Salt Lake City (UT) – The Gigahertz race was probably one of the most ill-fated ideas in the microprocessor industry in the late 1990s and early 2000s. Intel was almost brought down to its knees by the enormous power consumption and heat dissipation of 3+ GHz speeds in circuits of the time, eventually hitting a wall at 4 GHz. The Gigahertz race has now become a multi-core race, but scientists have ideas to ramp up the clock speed at a faster pace again: Terahertz computers may be within reach  – if data is carried over optical instead of electrical circuits.

Researchers at the University of Utah have not given up on the idea of dazzling clock speeds in processors, reminding us of landmark comments made by Intel’s Pat Gelsinger back in 2001: Back then, the executive said that 30 to 40 GHz may be reached by 2010, requiring nuclear power plant-like energy systems within PCs. Ajay Nahata, a University of Utah professor of electrical and computer engine, believes that clock speeds, which are stalling in the range of 3 to 4 GHz today, could grow at a faster pace again within the next years, if systems design will take advantage of optical technologies. Within ten years, Nahata said, superfast far-infrared computers could become commercially available.      

Nahata’s statement is based on initial research that investigated circuits that that run on far-infrared light instead of electricity. Apparently the scientist and his team were able to create the equivalent of wires that carried and bent this form of light (also known as terahertz radiation), which is believed to be the last unexploited portion of the electromagnetic spectrum.

A report that will be published April 18 in the online journal Optics Express, will provide further details on Nahata’s results and a test setup that stainless steel foil sheets with patterns of perforations that successfully served as wire-like waveguides to transmit, bend, split or combine terahertz radiation. The long-term goal of the research is to develop capabilities to create circuits that run faster than modern-day electronic circuits “so we can have faster computers and faster data transfer via the Internet,” according to the scientist.

The setup included pieces of stainless steel foil measuring 4” x 1” in area size and 625 microns thickness – or 6.25 times the thickness of a human hair. The scientists perforated the metal with rectangular holes, each measuring 500 microns by 50 microns. The rectangular holes were arranged side by side in three different patterns to form “wires” for terahertz radiation – one of which “successfully” carried terahertz radiation in a straight line, while two changed the direction the terahertz radiation was moving through splitting or coupling.

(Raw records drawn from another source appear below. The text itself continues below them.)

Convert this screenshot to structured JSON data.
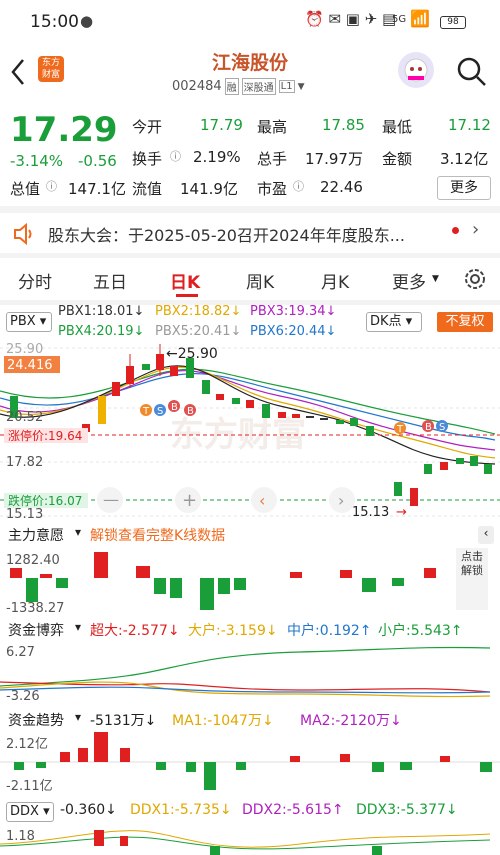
{
  "status": {
    "time": "15:00",
    "net": "5G",
    "battery": "98"
  },
  "header": {
    "title": "江海股份",
    "code": "002484",
    "badges": [
      "融",
      "深股通",
      "L1"
    ],
    "logo_line1": "东方",
    "logo_line2": "财富"
  },
  "quote": {
    "price": "17.29",
    "change_pct": "-3.14%",
    "change": "-0.56",
    "open_label": "今开",
    "open": "17.79",
    "high_label": "最高",
    "high": "17.85",
    "low_label": "最低",
    "low": "17.12",
    "turnover_label": "换手",
    "turnover": "2.19%",
    "vol_label": "总手",
    "vol": "17.97万",
    "amount_label": "金额",
    "amount": "3.12亿",
    "mcap_label": "总值",
    "mcap": "147.1亿",
    "float_label": "流值",
    "float": "141.9亿",
    "pe_label": "市盈",
    "pe": "22.46",
    "more": "更多"
  },
  "notice": {
    "text": "股东大会：于2025-05-20召开2024年年度股东..."
  },
  "tabs": [
    "分时",
    "五日",
    "日K",
    "周K",
    "月K",
    "更多"
  ],
  "active_tab": "日K",
  "indicator": {
    "name": "PBX",
    "dk": "DK点",
    "fq": "不复权",
    "pbx1": "PBX1:18.01↓",
    "pbx2": "PBX2:18.82↓",
    "pbx3": "PBX3:19.34↓",
    "pbx4": "PBX4:20.19↓",
    "pbx5": "PBX5:20.41↓",
    "pbx6": "PBX6:20.44↓"
  },
  "kline": {
    "y_top": "25.90",
    "y_mid1": "24.416",
    "y_mid2": "20.52",
    "y_mid3": "17.82",
    "y_bot": "15.13",
    "max_label": "25.90",
    "min_label": "15.13",
    "limit_up": "涨停价:19.64",
    "limit_down": "跌停价:16.07",
    "watermark": "东方财富"
  },
  "zl": {
    "title": "主力意愿",
    "lock": "解锁查看完整K线数据",
    "top": "1282.40",
    "bot": "-1338.27",
    "side": "点击解锁"
  },
  "zj": {
    "title": "资金博弈",
    "super": "超大:-2.577↓",
    "big": "大户:-3.159↓",
    "mid": "中户:0.192↑",
    "small": "小户:5.543↑",
    "top": "6.27",
    "bot": "-3.26"
  },
  "trend": {
    "title": "资金趋势",
    "val": "-5131万↓",
    "ma1": "MA1:-1047万↓",
    "ma2": "MA2:-2120万↓",
    "top": "2.12亿",
    "bot": "-2.11亿"
  },
  "ddx": {
    "title": "DDX",
    "val": "-0.360↓",
    "d1": "DDX1:-5.735↓",
    "d2": "DDX2:-5.615↑",
    "d3": "DDX3:-5.377↓",
    "top": "1.18"
  },
  "colors": {
    "up": "#e02020",
    "down": "#1a9e3a",
    "accent": "#f06a1e"
  }
}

The project did not yet yield a 1 THz speed, but was in the range of what is defined as terahertz radiation – 0.1 THz to 10 THz. The scientists said they chose to run a frequency “they could generate and measure”: About 0.3 THz (300 GHz).

“Electronic circuits today work at gigahertz frequencies – billions of cycles per second,” Nahata stated. “In this study, we’ve demonstrated the first step toward making circuits that use terahertz radiation and ultimately might work at terahertz speeds or a thousand times faster than today’s gigahertz-speed computers.”

While research on terahertz waveguides have existed for about a decade, Nahata claims that his team was able to show “how to make these waveguides on a flat surface so that you can make circuits just like electronic circuits on silicon chips.”

“All we’ve done is made the wires” for terahertz circuits, Nahata says. “Now the issue is how do we make devices [such as switches, transistors and modulators] at terahertz frequencies””